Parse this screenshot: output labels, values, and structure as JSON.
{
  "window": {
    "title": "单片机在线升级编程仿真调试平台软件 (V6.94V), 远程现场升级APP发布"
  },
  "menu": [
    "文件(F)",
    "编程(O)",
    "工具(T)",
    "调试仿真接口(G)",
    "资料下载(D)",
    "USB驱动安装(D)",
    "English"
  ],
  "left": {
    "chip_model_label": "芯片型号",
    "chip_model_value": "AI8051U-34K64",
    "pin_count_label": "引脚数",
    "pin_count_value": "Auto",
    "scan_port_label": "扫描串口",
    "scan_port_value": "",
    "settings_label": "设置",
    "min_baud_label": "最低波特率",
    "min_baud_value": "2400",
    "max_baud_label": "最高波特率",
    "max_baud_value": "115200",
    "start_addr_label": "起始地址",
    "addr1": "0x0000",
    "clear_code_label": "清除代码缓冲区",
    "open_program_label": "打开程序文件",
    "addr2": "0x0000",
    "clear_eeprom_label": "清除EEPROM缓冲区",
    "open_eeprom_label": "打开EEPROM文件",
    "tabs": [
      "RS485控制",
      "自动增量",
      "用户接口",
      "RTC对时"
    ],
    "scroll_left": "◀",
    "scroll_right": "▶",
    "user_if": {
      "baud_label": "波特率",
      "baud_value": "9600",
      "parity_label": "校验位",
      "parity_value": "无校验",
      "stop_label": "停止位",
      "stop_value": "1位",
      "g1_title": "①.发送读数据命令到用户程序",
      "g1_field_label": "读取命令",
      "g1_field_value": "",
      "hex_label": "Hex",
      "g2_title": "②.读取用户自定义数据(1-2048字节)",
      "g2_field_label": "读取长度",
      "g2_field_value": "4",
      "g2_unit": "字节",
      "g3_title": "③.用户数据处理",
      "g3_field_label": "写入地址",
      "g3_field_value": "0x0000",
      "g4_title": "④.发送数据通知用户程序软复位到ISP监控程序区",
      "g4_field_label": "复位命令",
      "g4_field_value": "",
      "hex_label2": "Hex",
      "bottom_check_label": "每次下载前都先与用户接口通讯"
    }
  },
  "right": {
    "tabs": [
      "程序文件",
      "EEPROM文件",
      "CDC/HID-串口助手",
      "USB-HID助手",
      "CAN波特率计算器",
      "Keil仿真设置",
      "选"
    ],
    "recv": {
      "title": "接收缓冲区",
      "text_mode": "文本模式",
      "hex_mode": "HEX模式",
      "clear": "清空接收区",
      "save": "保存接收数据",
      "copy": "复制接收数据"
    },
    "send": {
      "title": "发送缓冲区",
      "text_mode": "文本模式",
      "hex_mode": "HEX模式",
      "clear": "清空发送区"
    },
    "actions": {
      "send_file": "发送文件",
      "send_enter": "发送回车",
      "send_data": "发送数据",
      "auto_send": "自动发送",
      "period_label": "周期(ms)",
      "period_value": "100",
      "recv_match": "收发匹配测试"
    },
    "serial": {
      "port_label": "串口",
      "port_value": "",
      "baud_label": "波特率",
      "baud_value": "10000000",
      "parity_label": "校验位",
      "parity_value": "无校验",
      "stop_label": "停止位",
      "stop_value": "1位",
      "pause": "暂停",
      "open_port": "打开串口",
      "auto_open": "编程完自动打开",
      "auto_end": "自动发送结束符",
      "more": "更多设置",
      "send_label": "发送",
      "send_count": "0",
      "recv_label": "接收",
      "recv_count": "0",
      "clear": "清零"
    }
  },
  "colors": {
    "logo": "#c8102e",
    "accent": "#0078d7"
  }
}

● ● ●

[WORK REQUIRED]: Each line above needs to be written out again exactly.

[RESULT OF THIS TASK]:
Parse this screenshot: output labels, values, and structure as JSON.
{
  "window": {
    "title": "单片机在线升级编程仿真调试平台软件 (V6.94V), 远程现场升级APP发布"
  },
  "menu": [
    "文件(F)",
    "编程(O)",
    "工具(T)",
    "调试仿真接口(G)",
    "资料下载(D)",
    "USB驱动安装(D)",
    "English"
  ],
  "left": {
    "chip_model_label": "芯片型号",
    "chip_model_value": "AI8051U-34K64",
    "pin_count_label": "引脚数",
    "pin_count_value": "Auto",
    "scan_port_label": "扫描串口",
    "scan_port_value": "",
    "settings_label": "设置",
    "min_baud_label": "最低波特率",
    "min_baud_value": "2400",
    "max_baud_label": "最高波特率",
    "max_baud_value": "115200",
    "start_addr_label": "起始地址",
    "addr1": "0x0000",
    "clear_code_label": "清除代码缓冲区",
    "open_program_label": "打开程序文件",
    "addr2": "0x0000",
    "clear_eeprom_label": "清除EEPROM缓冲区",
    "open_eeprom_label": "打开EEPROM文件",
    "tabs": [
      "RS485控制",
      "自动增量",
      "用户接口",
      "RTC对时"
    ],
    "scroll_left": "◀",
    "scroll_right": "▶",
    "user_if": {
      "baud_label": "波特率",
      "baud_value": "9600",
      "parity_label": "校验位",
      "parity_value": "无校验",
      "stop_label": "停止位",
      "stop_value": "1位",
      "g1_title": "①.发送读数据命令到用户程序",
      "g1_field_label": "读取命令",
      "g1_field_value": "",
      "hex_label": "Hex",
      "g2_title": "②.读取用户自定义数据(1-2048字节)",
      "g2_field_label": "读取长度",
      "g2_field_value": "4",
      "g2_unit": "字节",
      "g3_title": "③.用户数据处理",
      "g3_field_label": "写入地址",
      "g3_field_value": "0x0000",
      "g4_title": "④.发送数据通知用户程序软复位到ISP监控程序区",
      "g4_field_label": "复位命令",
      "g4_field_value": "",
      "hex_label2": "Hex",
      "bottom_check_label": "每次下载前都先与用户接口通讯"
    }
  },
  "right": {
    "tabs": [
      "程序文件",
      "EEPROM文件",
      "CDC/HID-串口助手",
      "USB-HID助手",
      "CAN波特率计算器",
      "Keil仿真设置",
      "选"
    ],
    "recv": {
      "title": "接收缓冲区",
      "text_mode": "文本模式",
      "hex_mode": "HEX模式",
      "clear": "清空接收区",
      "save": "保存接收数据",
      "copy": "复制接收数据"
    },
    "send": {
      "title": "发送缓冲区",
      "text_mode": "文本模式",
      "hex_mode": "HEX模式",
      "clear": "清空发送区"
    },
    "actions": {
      "send_file": "发送文件",
      "send_enter": "发送回车",
      "send_data": "发送数据",
      "auto_send": "自动发送",
      "period_label": "周期(ms)",
      "period_value": "100",
      "recv_match": "收发匹配测试"
    },
    "serial": {
      "port_label": "串口",
      "port_value": "",
      "baud_label": "波特率",
      "baud_value": "10000000",
      "parity_label": "校验位",
      "parity_value": "无校验",
      "stop_label": "停止位",
      "stop_value": "1位",
      "pause": "暂停",
      "open_port": "打开串口",
      "auto_open": "编程完自动打开",
      "auto_end": "自动发送结束符",
      "more": "更多设置",
      "send_label": "发送",
      "send_count": "0",
      "recv_label": "接收",
      "recv_count": "0",
      "clear": "清零"
    }
  },
  "colors": {
    "logo": "#c8102e",
    "accent": "#0078d7"
  }
}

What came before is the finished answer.